WORK ORDER – Which lines of the entries contain the string "username"? Copy each of them.

INFORMATION –
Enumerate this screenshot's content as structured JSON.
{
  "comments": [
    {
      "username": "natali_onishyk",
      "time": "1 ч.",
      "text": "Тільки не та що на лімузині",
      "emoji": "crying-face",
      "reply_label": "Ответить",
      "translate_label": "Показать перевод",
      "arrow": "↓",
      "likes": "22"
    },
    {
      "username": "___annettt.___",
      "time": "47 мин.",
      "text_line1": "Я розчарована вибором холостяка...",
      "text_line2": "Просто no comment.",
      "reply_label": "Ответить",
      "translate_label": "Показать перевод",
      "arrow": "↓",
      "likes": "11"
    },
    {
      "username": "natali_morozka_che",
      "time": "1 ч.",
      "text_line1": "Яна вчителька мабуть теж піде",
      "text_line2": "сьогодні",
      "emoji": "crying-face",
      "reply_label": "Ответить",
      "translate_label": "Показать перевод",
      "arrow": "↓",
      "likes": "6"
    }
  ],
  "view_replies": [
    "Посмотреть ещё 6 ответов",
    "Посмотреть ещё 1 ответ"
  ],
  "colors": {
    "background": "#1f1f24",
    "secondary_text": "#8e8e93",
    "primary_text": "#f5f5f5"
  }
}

TASK RESULT –
      "username": "natali_onishyk",
      "username": "___annettt.___",
      "username": "natali_morozka_che",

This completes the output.